EXERCISE DATA: Begin

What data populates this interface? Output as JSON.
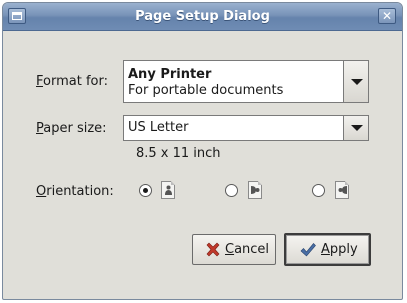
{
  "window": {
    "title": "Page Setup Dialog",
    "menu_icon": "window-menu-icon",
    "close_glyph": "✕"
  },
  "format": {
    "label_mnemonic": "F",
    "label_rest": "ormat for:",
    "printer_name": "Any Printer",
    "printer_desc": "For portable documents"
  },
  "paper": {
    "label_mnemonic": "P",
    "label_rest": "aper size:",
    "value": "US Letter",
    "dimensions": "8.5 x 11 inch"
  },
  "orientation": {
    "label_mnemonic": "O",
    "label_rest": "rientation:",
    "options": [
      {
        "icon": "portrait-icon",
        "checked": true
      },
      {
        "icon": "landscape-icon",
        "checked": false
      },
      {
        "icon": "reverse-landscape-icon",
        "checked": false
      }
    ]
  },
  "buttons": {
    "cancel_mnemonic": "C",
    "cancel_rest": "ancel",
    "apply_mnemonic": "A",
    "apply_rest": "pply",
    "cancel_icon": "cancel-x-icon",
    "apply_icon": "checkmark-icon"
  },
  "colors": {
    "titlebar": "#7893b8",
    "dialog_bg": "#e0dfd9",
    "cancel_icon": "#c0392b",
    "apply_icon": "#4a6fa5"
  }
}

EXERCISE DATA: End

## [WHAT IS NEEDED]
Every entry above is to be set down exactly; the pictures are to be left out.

## [EXPECTED ANSWER]
What data populates this interface? Output as JSON.
{
  "window": {
    "title": "Page Setup Dialog",
    "menu_icon": "window-menu-icon",
    "close_glyph": "✕"
  },
  "format": {
    "label_mnemonic": "F",
    "label_rest": "ormat for:",
    "printer_name": "Any Printer",
    "printer_desc": "For portable documents"
  },
  "paper": {
    "label_mnemonic": "P",
    "label_rest": "aper size:",
    "value": "US Letter",
    "dimensions": "8.5 x 11 inch"
  },
  "orientation": {
    "label_mnemonic": "O",
    "label_rest": "rientation:",
    "options": [
      {
        "icon": "portrait-icon",
        "checked": true
      },
      {
        "icon": "landscape-icon",
        "checked": false
      },
      {
        "icon": "reverse-landscape-icon",
        "checked": false
      }
    ]
  },
  "buttons": {
    "cancel_mnemonic": "C",
    "cancel_rest": "ancel",
    "apply_mnemonic": "A",
    "apply_rest": "pply",
    "cancel_icon": "cancel-x-icon",
    "apply_icon": "checkmark-icon"
  },
  "colors": {
    "titlebar": "#7893b8",
    "dialog_bg": "#e0dfd9",
    "cancel_icon": "#c0392b",
    "apply_icon": "#4a6fa5"
  }
}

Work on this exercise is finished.